And they say, "Okay, well, it's better than thinking of it an expense, it's this is where I want to go. Let me find the person who can help me get there fastest, get them on my team, learn as much as I can, and level up." And that is a huge mindset difference between someone who gets stuck at that early range and somebody who's going to be plowing through it and going to the next stage.
Andrew Foxwell: Mm-hm. Yeah. I think I actually, I totally agree with you. I heard a founder recently told me that their marketing person that they hired was like their first big hire outside of a customer support person. They hired somebody to do social media, organic marketing, and then growth marketing and working with an agency and doing some stuff growing it in-house.
And they said that for every week that they came with something new that they learned and taught the team on their team meeting, which was like a five-minute thing that they taught them, within marketing or something new that they could do, they got a bonus, and at the end of the year they cut them a check, basically.
Which is such an interesting idea. I'd never had heard somebody being incentivized for just purely learning and bring something new to the table, because I do think that's a big part of it, as well, in terms of being a growing company, of going through that and incentivizing, continuing to think outside of the box.
Austin Brawner: Sure. If you're at this stage right now, I think the best places that you can look at, the best things we offer right now, would be, if you're not in the Coalition, become a member of the Coalition. It's a great place for you to be.
Consider coming to a Profit Summit event. That is all the people that are in the room for my profit summit events are going to be in this stage.
This is a great time to work with Andrew. If you're trying to scale up Facebook advertising, you've got something that works, this is the time when they should reach out to you. It's like it's a really good time to be like, "Well, what am I not doing?" Right? "I got success here. What am I not doing?"
Andrew Foxwell: Yeah, we do a lot of audits, and we audited $15.2 million in spend on Facebook and Instagram ads in 2019. And that's a big part of it, is we go through people's accounts, "Here's what you could do. Here's what you could do differently," and then move on from there with different training or education or private coaching.
Austin Brawner: So, that's where we can help you out in this space.
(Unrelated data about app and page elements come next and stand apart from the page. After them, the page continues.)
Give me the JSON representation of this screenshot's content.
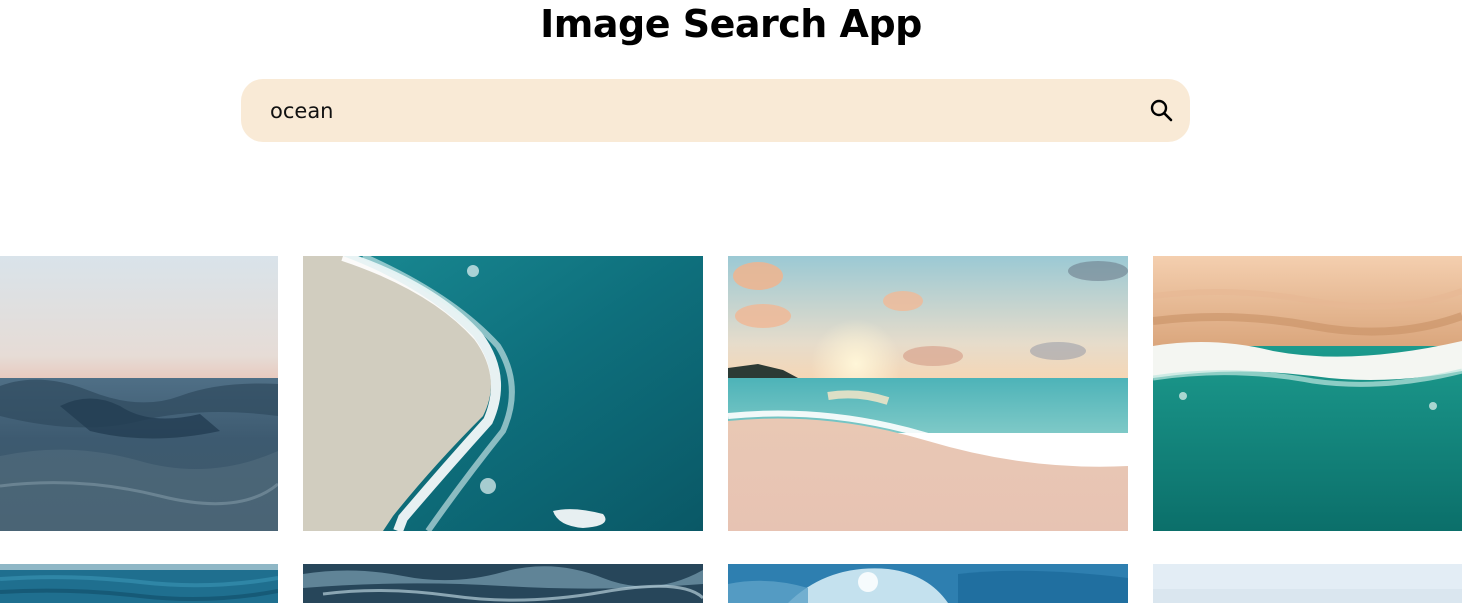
{
  "app": {
    "title": "Image Search App"
  },
  "search": {
    "value": "ocean",
    "button_icon": "search-icon"
  },
  "results": [
    {
      "row": 1,
      "col": 1,
      "subject": "calm-ocean-surface"
    },
    {
      "row": 1,
      "col": 2,
      "subject": "aerial-beach-waves"
    },
    {
      "row": 1,
      "col": 3,
      "subject": "beach-sunset"
    },
    {
      "row": 1,
      "col": 4,
      "subject": "aerial-sand-shoreline"
    },
    {
      "row": 2,
      "col": 1,
      "subject": "ocean-horizon"
    },
    {
      "row": 2,
      "col": 2,
      "subject": "dark-foamy-water"
    },
    {
      "row": 2,
      "col": 3,
      "subject": "crashing-wave"
    },
    {
      "row": 2,
      "col": 4,
      "subject": "pale-sky"
    }
  ],
  "colors": {
    "search_bg": "#f9ead6",
    "title": "#000000"
  }
}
Hopefully this is helpful. This next episode, we're going to be excited about. We're going to go into growth mode, and that's going to be from the low seven-figure range up to $10, 12, 13 million, that range that we've seen companies go through and some of the challenges that you face there.
Hopefully this episode was helpful. We love doing it. We love you guys who are listening. We'll talk to you soon.
Austin Brawner: Hey guys, it's Austin, and if you've been loving the podcast, you got to go check out brandgrowthexperts.com. That's where I work one-on-one with my clients to help them build faster-growing, more profitable online stores. I've got coaching programs and workshops that we host all over the world. Would love to have you come check it out.
If you are a fast-growing ecommerce business, or you want to be a fast-growing ecommerce business, you got to check it out. That's the spot for you.
We go more in-depth than we do in the podcast, with comprehensive trainings and coaching to help you scale up. Check it out. Brandgrowthexperts.com. See you there.